The partnership between Ayrton Senna, McLaren and Honda is known as one of the greatest in F1 history. Their last triumph took place at the 1992 Italian GP, 25 years ago, when the Brazilian won at Monza for the second time in his career.
The successful partnership started with a pole position at the 1988 Brazilian GP, and the first victory came in the very next race, in San Marino, also in Italy. The statistics surrounding the marriage between the Brazilian driver, the British team and the Japanese engine manufacturer are really impressive: 80 GPs, 30 wins, 45 pole positions, 48 podium finishes and three world titles in 5 seasons total.

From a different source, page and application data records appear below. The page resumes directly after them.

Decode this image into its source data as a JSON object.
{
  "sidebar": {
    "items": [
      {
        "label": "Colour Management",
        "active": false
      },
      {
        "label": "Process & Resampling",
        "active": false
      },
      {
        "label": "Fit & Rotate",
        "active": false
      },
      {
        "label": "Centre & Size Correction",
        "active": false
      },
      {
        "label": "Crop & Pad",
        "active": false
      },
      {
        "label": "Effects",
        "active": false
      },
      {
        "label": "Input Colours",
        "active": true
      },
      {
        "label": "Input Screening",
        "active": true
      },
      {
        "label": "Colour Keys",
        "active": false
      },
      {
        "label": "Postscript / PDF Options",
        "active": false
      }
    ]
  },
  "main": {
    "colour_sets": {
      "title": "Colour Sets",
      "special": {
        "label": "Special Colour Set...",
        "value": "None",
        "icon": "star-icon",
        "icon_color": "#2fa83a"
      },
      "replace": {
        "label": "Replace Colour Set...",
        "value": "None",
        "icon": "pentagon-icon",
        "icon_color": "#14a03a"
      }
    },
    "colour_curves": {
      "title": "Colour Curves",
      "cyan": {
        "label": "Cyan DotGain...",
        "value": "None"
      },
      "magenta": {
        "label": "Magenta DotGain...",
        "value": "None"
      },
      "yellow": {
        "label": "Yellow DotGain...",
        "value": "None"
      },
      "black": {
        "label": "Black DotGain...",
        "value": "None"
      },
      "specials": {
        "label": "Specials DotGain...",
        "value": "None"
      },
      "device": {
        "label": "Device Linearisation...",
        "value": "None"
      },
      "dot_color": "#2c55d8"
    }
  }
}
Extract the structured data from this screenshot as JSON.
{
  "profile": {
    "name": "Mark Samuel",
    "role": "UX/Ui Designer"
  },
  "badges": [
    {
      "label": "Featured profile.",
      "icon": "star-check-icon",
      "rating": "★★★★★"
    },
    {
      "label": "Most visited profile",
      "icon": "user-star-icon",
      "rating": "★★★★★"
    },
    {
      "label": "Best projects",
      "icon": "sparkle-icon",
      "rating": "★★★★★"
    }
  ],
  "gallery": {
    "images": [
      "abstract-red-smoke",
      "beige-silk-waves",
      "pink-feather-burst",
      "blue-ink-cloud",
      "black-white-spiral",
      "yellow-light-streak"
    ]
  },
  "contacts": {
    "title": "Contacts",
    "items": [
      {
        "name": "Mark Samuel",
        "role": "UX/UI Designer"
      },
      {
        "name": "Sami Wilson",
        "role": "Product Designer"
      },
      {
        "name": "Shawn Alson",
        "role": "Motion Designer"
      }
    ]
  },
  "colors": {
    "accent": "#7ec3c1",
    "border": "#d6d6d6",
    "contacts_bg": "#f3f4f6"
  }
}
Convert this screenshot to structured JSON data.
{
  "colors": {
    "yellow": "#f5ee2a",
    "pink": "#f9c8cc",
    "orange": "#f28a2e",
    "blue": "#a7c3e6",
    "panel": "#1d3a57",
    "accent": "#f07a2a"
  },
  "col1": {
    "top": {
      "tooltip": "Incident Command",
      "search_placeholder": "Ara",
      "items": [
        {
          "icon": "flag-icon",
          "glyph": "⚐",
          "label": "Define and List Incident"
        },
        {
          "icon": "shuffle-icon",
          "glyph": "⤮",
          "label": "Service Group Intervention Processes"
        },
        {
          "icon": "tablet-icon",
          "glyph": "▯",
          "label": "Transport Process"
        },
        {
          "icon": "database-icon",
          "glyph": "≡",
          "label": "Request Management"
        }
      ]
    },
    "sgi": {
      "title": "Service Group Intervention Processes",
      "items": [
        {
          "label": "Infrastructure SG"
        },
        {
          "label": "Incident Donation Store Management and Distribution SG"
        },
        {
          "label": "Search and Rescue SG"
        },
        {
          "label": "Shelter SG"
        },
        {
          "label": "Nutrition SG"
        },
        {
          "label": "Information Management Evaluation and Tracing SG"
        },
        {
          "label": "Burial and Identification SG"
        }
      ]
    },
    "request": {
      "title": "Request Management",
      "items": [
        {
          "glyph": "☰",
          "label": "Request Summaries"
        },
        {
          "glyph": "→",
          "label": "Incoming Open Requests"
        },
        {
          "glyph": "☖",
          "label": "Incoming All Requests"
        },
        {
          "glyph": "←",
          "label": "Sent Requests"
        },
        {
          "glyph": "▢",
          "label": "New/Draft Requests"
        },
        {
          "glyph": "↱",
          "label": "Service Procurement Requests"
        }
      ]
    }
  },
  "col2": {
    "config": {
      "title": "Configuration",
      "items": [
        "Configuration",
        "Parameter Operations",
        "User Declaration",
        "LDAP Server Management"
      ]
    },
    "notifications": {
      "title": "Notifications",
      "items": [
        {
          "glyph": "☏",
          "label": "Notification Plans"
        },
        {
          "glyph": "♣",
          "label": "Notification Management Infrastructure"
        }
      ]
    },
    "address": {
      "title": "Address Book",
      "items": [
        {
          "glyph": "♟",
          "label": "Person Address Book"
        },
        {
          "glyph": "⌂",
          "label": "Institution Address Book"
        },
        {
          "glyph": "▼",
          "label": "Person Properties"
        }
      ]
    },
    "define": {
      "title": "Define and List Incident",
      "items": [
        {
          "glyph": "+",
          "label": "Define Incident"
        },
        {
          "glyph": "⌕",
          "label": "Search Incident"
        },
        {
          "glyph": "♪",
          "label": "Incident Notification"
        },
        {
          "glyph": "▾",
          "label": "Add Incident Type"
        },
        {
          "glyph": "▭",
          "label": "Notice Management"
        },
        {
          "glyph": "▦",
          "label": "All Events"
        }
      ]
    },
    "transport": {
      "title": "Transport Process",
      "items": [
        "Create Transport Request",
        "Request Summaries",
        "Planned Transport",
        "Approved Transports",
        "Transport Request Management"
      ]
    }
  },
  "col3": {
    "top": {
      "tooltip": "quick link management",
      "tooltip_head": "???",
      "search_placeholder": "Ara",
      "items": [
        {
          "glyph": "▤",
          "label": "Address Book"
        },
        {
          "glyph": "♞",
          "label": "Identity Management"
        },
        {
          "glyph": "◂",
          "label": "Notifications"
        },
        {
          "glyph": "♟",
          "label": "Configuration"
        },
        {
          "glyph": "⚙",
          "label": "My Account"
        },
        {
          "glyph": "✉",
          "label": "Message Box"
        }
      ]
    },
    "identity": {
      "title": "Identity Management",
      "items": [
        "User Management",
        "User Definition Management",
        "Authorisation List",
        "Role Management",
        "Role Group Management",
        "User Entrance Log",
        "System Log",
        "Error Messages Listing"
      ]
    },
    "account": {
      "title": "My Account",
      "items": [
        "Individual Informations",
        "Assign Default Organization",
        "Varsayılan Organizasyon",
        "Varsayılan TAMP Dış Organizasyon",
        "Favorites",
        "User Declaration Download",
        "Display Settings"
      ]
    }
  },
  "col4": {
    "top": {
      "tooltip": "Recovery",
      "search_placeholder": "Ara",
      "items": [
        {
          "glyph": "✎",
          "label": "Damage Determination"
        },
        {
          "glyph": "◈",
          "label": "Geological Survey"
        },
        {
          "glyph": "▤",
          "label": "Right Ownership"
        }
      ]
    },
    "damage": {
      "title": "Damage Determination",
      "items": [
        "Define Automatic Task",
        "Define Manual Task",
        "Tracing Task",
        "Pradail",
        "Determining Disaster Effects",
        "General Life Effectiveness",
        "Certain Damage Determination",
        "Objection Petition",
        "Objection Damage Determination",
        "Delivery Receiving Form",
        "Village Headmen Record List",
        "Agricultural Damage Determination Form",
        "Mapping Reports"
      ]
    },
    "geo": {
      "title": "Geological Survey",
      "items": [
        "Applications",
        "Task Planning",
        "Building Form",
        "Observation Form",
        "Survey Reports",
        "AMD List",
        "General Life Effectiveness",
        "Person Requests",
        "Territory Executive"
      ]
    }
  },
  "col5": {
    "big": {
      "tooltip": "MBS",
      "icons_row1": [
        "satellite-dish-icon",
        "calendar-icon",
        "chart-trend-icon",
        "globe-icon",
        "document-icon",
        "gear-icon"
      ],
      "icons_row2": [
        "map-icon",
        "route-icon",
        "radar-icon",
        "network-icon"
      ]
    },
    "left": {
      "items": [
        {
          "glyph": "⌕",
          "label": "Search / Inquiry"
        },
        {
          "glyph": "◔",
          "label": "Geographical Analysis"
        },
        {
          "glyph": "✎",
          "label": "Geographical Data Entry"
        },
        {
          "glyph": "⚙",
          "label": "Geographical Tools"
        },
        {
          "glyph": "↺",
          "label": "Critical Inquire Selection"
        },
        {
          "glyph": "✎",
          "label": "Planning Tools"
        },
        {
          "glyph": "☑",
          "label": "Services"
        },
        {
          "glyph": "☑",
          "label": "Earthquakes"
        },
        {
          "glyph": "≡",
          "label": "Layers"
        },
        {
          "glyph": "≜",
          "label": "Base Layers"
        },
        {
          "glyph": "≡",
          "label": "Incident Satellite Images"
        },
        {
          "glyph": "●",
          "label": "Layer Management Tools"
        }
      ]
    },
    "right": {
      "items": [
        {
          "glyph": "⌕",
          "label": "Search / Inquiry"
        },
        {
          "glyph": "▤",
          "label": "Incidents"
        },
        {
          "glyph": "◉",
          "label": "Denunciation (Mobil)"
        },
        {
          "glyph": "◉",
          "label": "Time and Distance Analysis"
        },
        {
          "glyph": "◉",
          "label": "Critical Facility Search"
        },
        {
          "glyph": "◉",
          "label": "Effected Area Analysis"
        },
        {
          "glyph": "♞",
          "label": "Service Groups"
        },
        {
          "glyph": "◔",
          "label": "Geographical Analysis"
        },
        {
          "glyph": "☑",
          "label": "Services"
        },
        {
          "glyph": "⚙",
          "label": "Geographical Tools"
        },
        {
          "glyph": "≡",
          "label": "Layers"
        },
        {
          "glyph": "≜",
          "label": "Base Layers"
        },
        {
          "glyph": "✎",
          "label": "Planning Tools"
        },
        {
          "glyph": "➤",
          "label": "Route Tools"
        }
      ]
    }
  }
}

Senna’s relationship with Honda had already started in 1987, when the driver was at Lotus, and the team replaced their Renault engines with Honda ones before the start of the season. The Japanese admired the hard-work, technique and dedication displayed by the driver, and he was seen as a sort of samurai – a revered warrior in Japanese culture.
The way Senna is worshipped in Japan was explained by journalist Luciano Tsuda, who lives in Japan and was one of our guests on Senna TV, in 2016.
Another important – and curious – factor that allowed the partnership to flourish in three different continents was the fact that Senna’s three world titles were secured in Japan, (1988, 1990 and 1991), at Suzuka.
Even after Honda left McLaren, at the end of 1992, Senna was still able to win the 1993 Japanese GP with a Ford motor, and received a standing ovation at the speedway for the 40th win in his career.
In England, a country obsessed with motor sports, Senna became famous a lot earlier. By 1981, the Brazilian had moved to the UK to start his career in open-wheel racing – in Formula Ford, to be more precise.
After winning the Formula Ford 1600, FF 2000 and Formula 3 titles, besides breaking long-standing records in all of those categories, Senna arrived in F1 as a Toleman driver. The British team had offered the Brazilian a spot in the 1984 season. From then on, Senna only competed in British teams in F1, and his success excited Brazilians, the British, the Japanese, and fans from all over the world.